53 Comment by Clyde Wilson on 18 September 2009:
#47. The language about protection of manufactures in the early law was merely an appeal to “incidental protection.” The purpose of the tariff was revenue, sufficient to eliminate the need for any other taxes. Obviously, past a certain point, an increase in the tariff results in a decrease in the revenue, since the purpose of a “protective tariff” is to reduce imports and shift consumption to domestic manufacturers, who are thereby guaranteed sales and a margin of profits up to the cost of the tariffed import. The tariffs were revenue tariffs up until 1828, when, after intensive lobbying and bribery by the industrialists, along with intense propaganda about “Americanism,” a near 50 per cent tariff was instituted with a long list of items individually tariffed as designed by the industrial lobbyists for specific advantages. Except that raw materials and specilised products imported by the industrialists were EXEMPt from any tariff. Very obviously such legislation is partial and counter to free enterprise. Among other things it discourages new competitors, foreign or domestic, to established tariff-protected corporations. “Tariff protection” inevitably means bribery and deception in the design of complex legislation.
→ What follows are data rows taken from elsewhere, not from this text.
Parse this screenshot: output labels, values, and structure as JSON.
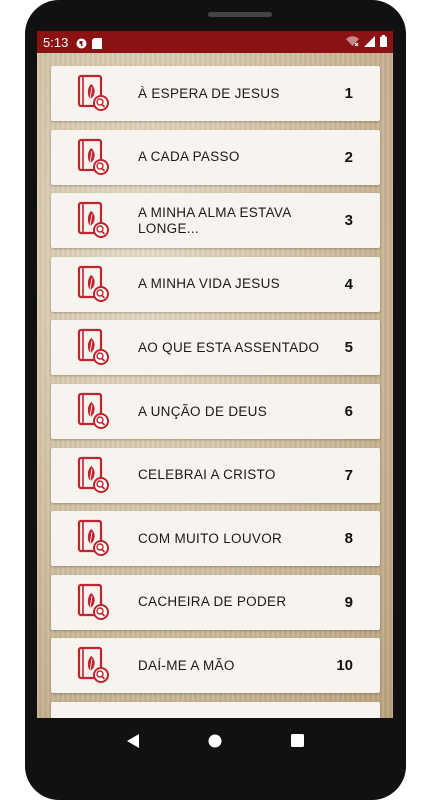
{
  "status_bar": {
    "time": "5:13",
    "icons_left": [
      "app-notification-icon",
      "sd-card-icon"
    ],
    "icons_right": [
      "wifi-off-icon",
      "signal-icon",
      "battery-icon"
    ]
  },
  "colors": {
    "status_bar": "#8b1212",
    "icon_red": "#c0242c",
    "card_background": "#f7f3ee"
  },
  "items": [
    {
      "title": "À ESPERA DE JESUS",
      "number": "1"
    },
    {
      "title": "A CADA PASSO",
      "number": "2"
    },
    {
      "title": "A MINHA ALMA ESTAVA LONGE...",
      "number": "3"
    },
    {
      "title": "A MINHA VIDA JESUS",
      "number": "4"
    },
    {
      "title": "AO QUE ESTA ASSENTADO",
      "number": "5"
    },
    {
      "title": "A UNÇÃO DE DEUS",
      "number": "6"
    },
    {
      "title": "CELEBRAI A CRISTO",
      "number": "7"
    },
    {
      "title": "COM MUITO LOUVOR",
      "number": "8"
    },
    {
      "title": "CACHEIRA DE PODER",
      "number": "9"
    },
    {
      "title": "DAÍ-ME A MÃO",
      "number": "10"
    }
  ],
  "navigation": {
    "buttons": [
      "back-icon",
      "home-icon",
      "recents-icon"
    ]
  }
}
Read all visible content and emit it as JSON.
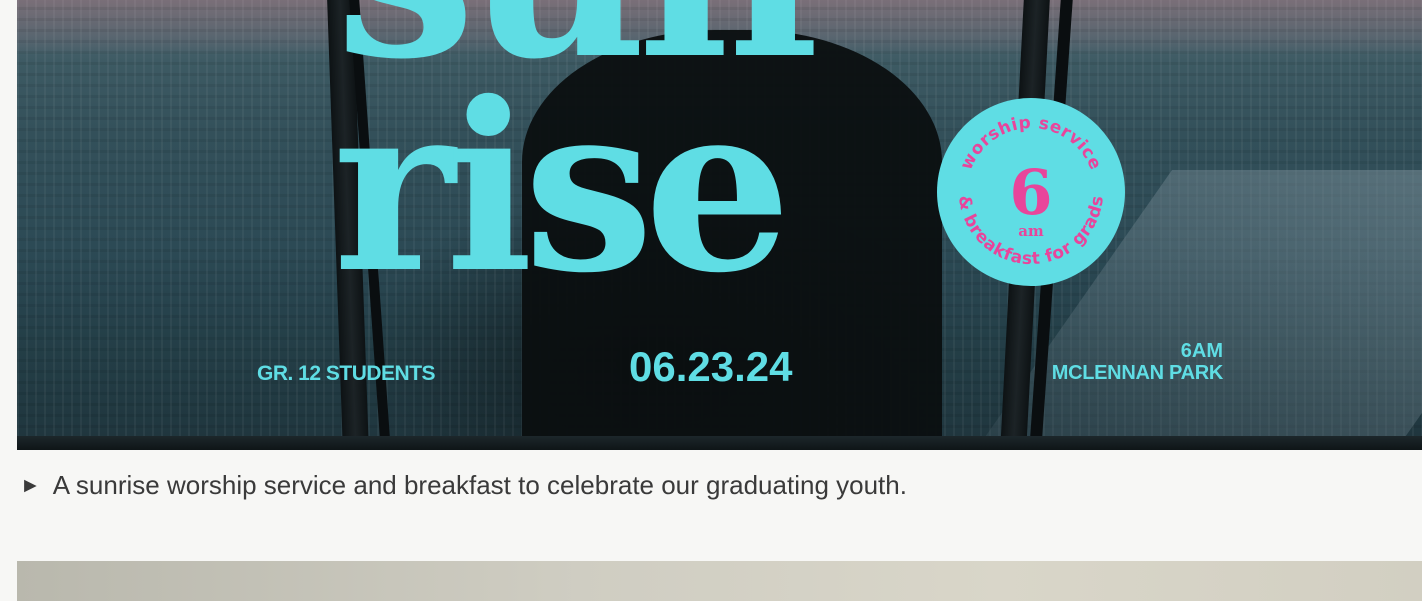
{
  "poster": {
    "headline_top": "sun",
    "headline_bottom": "rise",
    "badge": {
      "arc_top": "worship service",
      "arc_bottom": "& breakfast for grads",
      "number": "6",
      "unit": "am"
    },
    "left_label": "GR. 12 STUDENTS",
    "date": "06.23.24",
    "right_label_line1": "6AM",
    "right_label_line2": "MCLENNAN PARK"
  },
  "caption": {
    "arrow": "►",
    "text": "A sunrise worship service and breakfast to celebrate our graduating youth."
  },
  "colors": {
    "accent_cyan": "#5fdde4",
    "badge_text_pink": "#e8459b",
    "caption_text": "#3a3a3a",
    "page_background": "#f7f7f5"
  }
}
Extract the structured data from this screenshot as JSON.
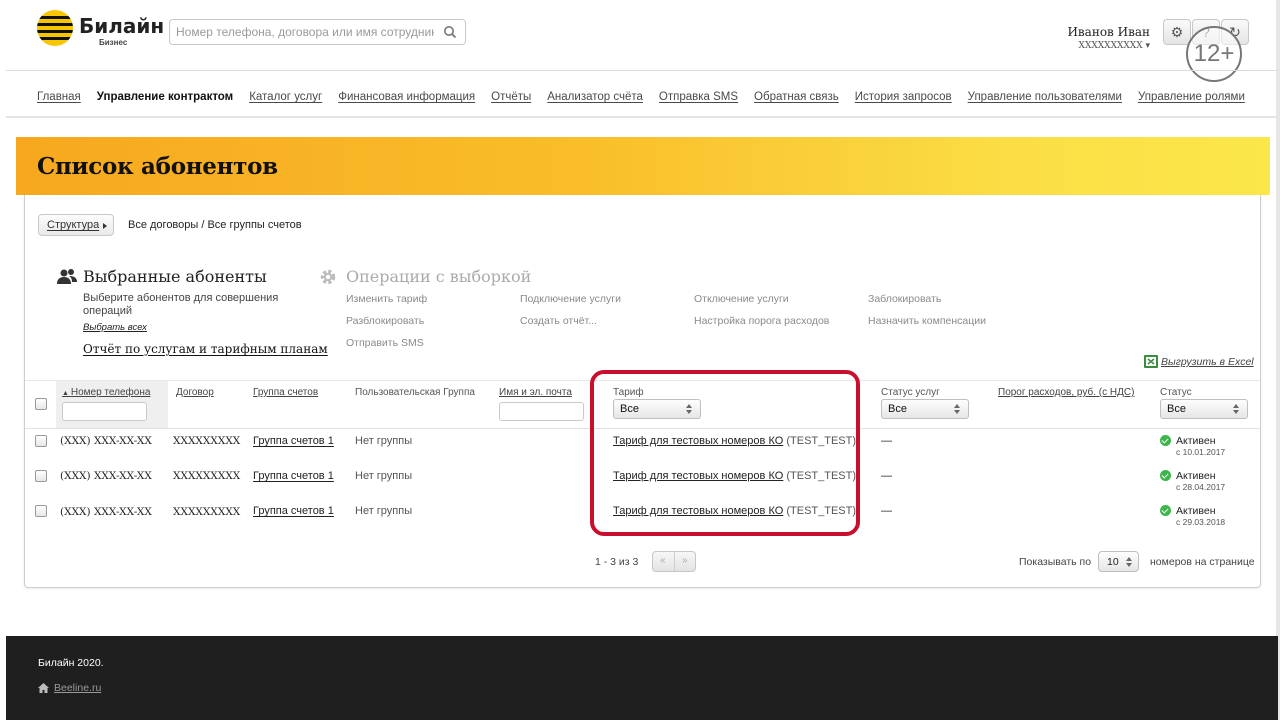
{
  "header": {
    "logo_name": "Билайн",
    "logo_sub": "Бизнес",
    "search_placeholder": "Номер телефона, договора или имя сотрудника",
    "user_name": "Иванов Иван",
    "user_account": "XXXXXXXXXX ▾",
    "age_badge": "12+"
  },
  "nav": [
    "Главная",
    "Управление контрактом",
    "Каталог услуг",
    "Финансовая информация",
    "Отчёты",
    "Анализатор счёта",
    "Отправка SMS",
    "Обратная связь",
    "История запросов",
    "Управление пользователями",
    "Управление ролями"
  ],
  "nav_active": "Управление контрактом",
  "page_title": "Список абонентов",
  "breadcrumb": {
    "struct_button": "Структура",
    "path": "Все договоры  /  Все группы счетов"
  },
  "selected": {
    "title": "Выбранные абоненты",
    "description": "Выберите абонентов для совершения операций",
    "select_all": "Выбрать всех",
    "report_link": "Отчёт по услугам и тарифным планам"
  },
  "operations": {
    "title": "Операции с выборкой",
    "items": [
      "Изменить тариф",
      "Подключение услуги",
      "Отключение услуги",
      "Заблокировать",
      "Разблокировать",
      "Создать отчёт...",
      "Настройка порога расходов",
      "Назначить компенсации",
      "Отправить SMS"
    ]
  },
  "export_excel": "Выгрузить в Excel",
  "table": {
    "headers": {
      "phone": "Номер телефона",
      "contract": "Договор",
      "account_group": "Группа счетов",
      "user_group": "Пользовательская Группа",
      "name_email": "Имя и эл. почта",
      "tariff": "Тариф",
      "service_status": "Статус услуг",
      "threshold": "Порог расходов, руб. (с НДС)",
      "status": "Статус"
    },
    "filter_all": "Все",
    "rows": [
      {
        "phone": "(XXX) XXX-XX-XX",
        "contract": "XXXXXXXXX",
        "account_group": "Группа счетов 1",
        "user_group": "Нет группы",
        "tariff": "Тариф для тестовых номеров КО",
        "tariff_code": "(TEST_TEST)",
        "service_status": "—",
        "status": "Активен",
        "since": "с 10.01.2017"
      },
      {
        "phone": "(XXX) XXX-XX-XX",
        "contract": "XXXXXXXXX",
        "account_group": "Группа счетов 1",
        "user_group": "Нет группы",
        "tariff": "Тариф для тестовых номеров КО",
        "tariff_code": "(TEST_TEST)",
        "service_status": "—",
        "status": "Активен",
        "since": "с 28.04.2017"
      },
      {
        "phone": "(XXX) XXX-XX-XX",
        "contract": "XXXXXXXXX",
        "account_group": "Группа счетов 1",
        "user_group": "Нет группы",
        "tariff": "Тариф для тестовых номеров КО",
        "tariff_code": "(TEST_TEST)",
        "service_status": "—",
        "status": "Активен",
        "since": "с 29.03.2018"
      }
    ]
  },
  "pagination": {
    "info": "1 - 3 из 3",
    "prev": "«",
    "next": "»",
    "show_label": "Показывать по",
    "per_page": "10",
    "per_label": "номеров на странице"
  },
  "footer": {
    "copyright": "Билайн 2020.",
    "link": "Beeline.ru"
  },
  "colors": {
    "brand_yellow": "#f7c600",
    "highlight_red": "#c8102e",
    "status_green": "#3cb54a",
    "footer_bg": "#1f1f1f"
  }
}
What is now falsely called “free trade” is just another example of the evil inaugurated by the tariff protectionists of the 19th century. If one believes that free enterprise is generally the most fair and productive form of economic activity, then one may assume that the tariffs of the 19th century actually retarded American expansion, great as it was because of the energy of the people and the great natural resources. How can charging everyone higher prices lead to greater prosperity? It can only shift money from the consumer to the protected producer.